───── Data in this exercise
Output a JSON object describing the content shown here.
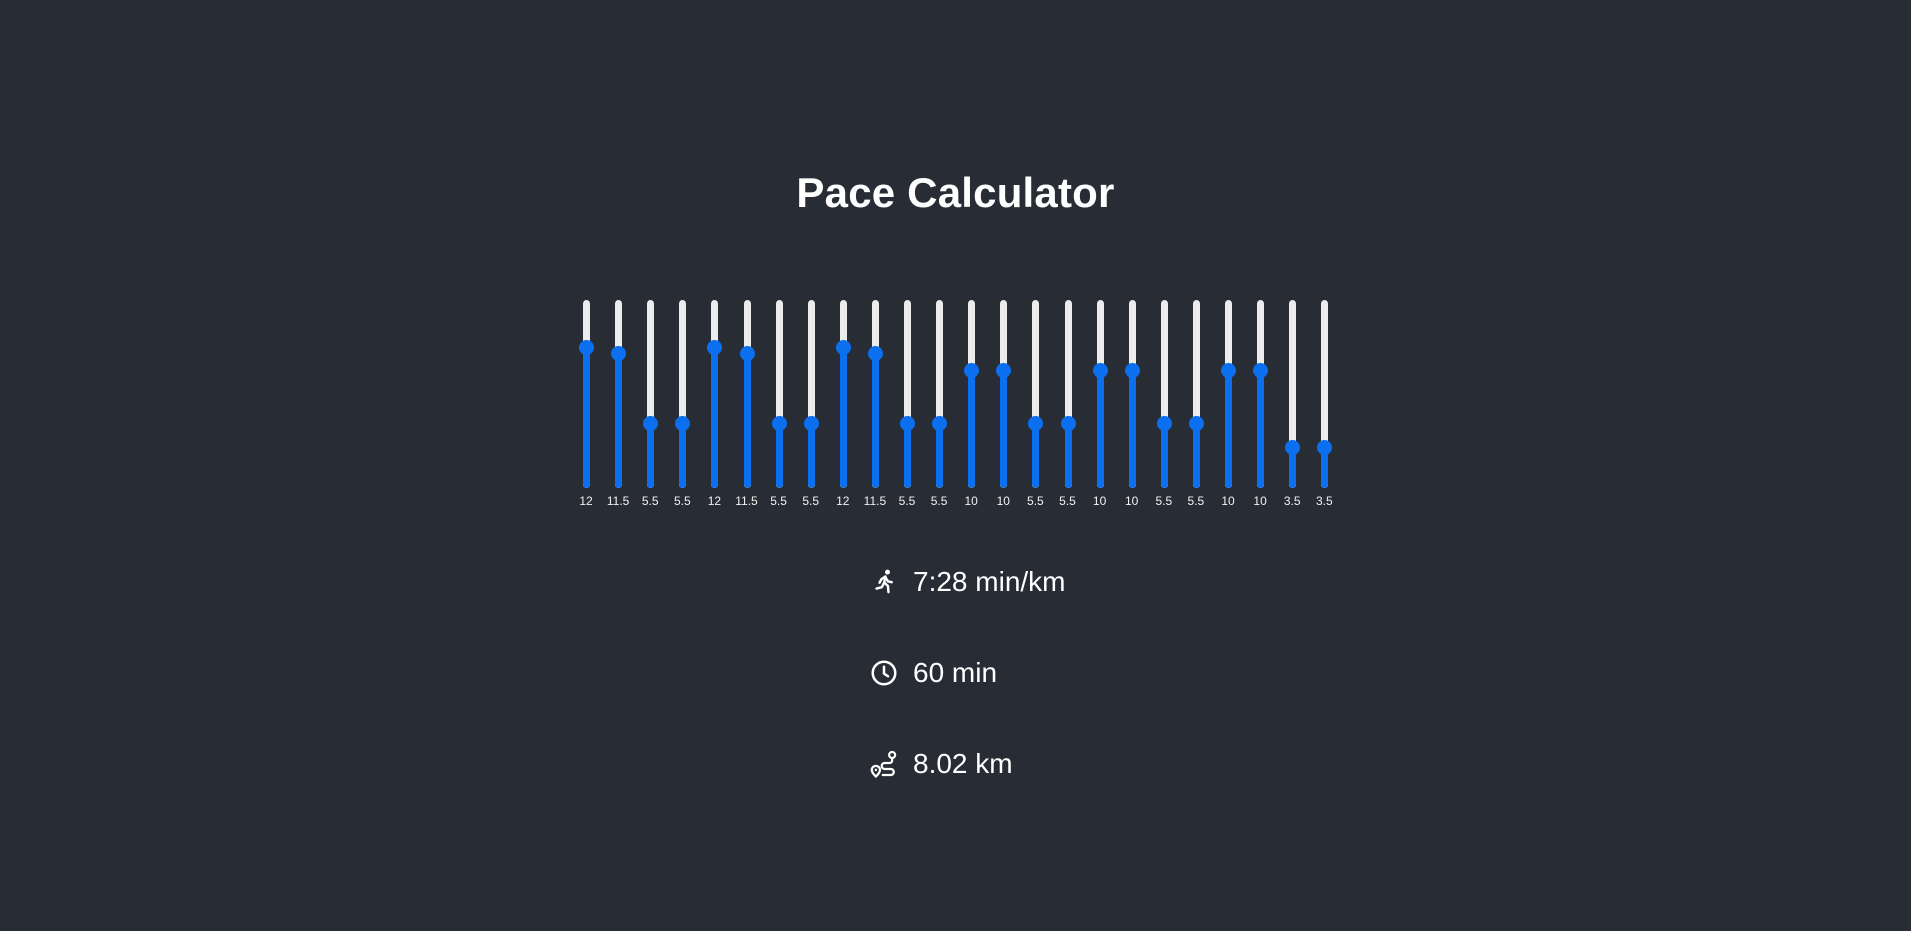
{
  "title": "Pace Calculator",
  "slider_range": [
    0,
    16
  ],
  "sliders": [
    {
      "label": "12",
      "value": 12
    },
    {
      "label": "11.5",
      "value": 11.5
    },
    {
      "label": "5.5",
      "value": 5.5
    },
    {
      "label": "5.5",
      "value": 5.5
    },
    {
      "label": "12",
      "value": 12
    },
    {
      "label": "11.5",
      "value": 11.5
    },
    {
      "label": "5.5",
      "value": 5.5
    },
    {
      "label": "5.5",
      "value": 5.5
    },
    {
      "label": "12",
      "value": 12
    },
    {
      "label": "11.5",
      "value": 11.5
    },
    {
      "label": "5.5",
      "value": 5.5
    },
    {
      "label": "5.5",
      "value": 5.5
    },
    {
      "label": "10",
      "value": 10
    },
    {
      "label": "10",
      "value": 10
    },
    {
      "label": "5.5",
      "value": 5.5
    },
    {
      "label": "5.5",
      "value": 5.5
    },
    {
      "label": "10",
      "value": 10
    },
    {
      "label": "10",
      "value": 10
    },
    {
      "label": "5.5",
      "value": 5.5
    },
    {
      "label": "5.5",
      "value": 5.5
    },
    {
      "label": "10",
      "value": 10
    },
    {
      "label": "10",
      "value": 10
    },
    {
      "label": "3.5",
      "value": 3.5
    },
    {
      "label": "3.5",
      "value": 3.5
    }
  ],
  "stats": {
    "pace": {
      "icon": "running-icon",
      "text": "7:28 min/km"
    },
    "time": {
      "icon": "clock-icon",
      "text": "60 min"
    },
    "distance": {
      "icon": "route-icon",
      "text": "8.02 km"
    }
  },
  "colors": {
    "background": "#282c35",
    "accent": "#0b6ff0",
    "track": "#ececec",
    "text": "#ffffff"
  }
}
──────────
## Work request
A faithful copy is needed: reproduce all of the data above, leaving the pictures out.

## Answer space
Output a JSON object describing the content shown here.
{
  "title": "Pace Calculator",
  "slider_range": [
    0,
    16
  ],
  "sliders": [
    {
      "label": "12",
      "value": 12
    },
    {
      "label": "11.5",
      "value": 11.5
    },
    {
      "label": "5.5",
      "value": 5.5
    },
    {
      "label": "5.5",
      "value": 5.5
    },
    {
      "label": "12",
      "value": 12
    },
    {
      "label": "11.5",
      "value": 11.5
    },
    {
      "label": "5.5",
      "value": 5.5
    },
    {
      "label": "5.5",
      "value": 5.5
    },
    {
      "label": "12",
      "value": 12
    },
    {
      "label": "11.5",
      "value": 11.5
    },
    {
      "label": "5.5",
      "value": 5.5
    },
    {
      "label": "5.5",
      "value": 5.5
    },
    {
      "label": "10",
      "value": 10
    },
    {
      "label": "10",
      "value": 10
    },
    {
      "label": "5.5",
      "value": 5.5
    },
    {
      "label": "5.5",
      "value": 5.5
    },
    {
      "label": "10",
      "value": 10
    },
    {
      "label": "10",
      "value": 10
    },
    {
      "label": "5.5",
      "value": 5.5
    },
    {
      "label": "5.5",
      "value": 5.5
    },
    {
      "label": "10",
      "value": 10
    },
    {
      "label": "10",
      "value": 10
    },
    {
      "label": "3.5",
      "value": 3.5
    },
    {
      "label": "3.5",
      "value": 3.5
    }
  ],
  "stats": {
    "pace": {
      "icon": "running-icon",
      "text": "7:28 min/km"
    },
    "time": {
      "icon": "clock-icon",
      "text": "60 min"
    },
    "distance": {
      "icon": "route-icon",
      "text": "8.02 km"
    }
  },
  "colors": {
    "background": "#282c35",
    "accent": "#0b6ff0",
    "track": "#ececec",
    "text": "#ffffff"
  }
}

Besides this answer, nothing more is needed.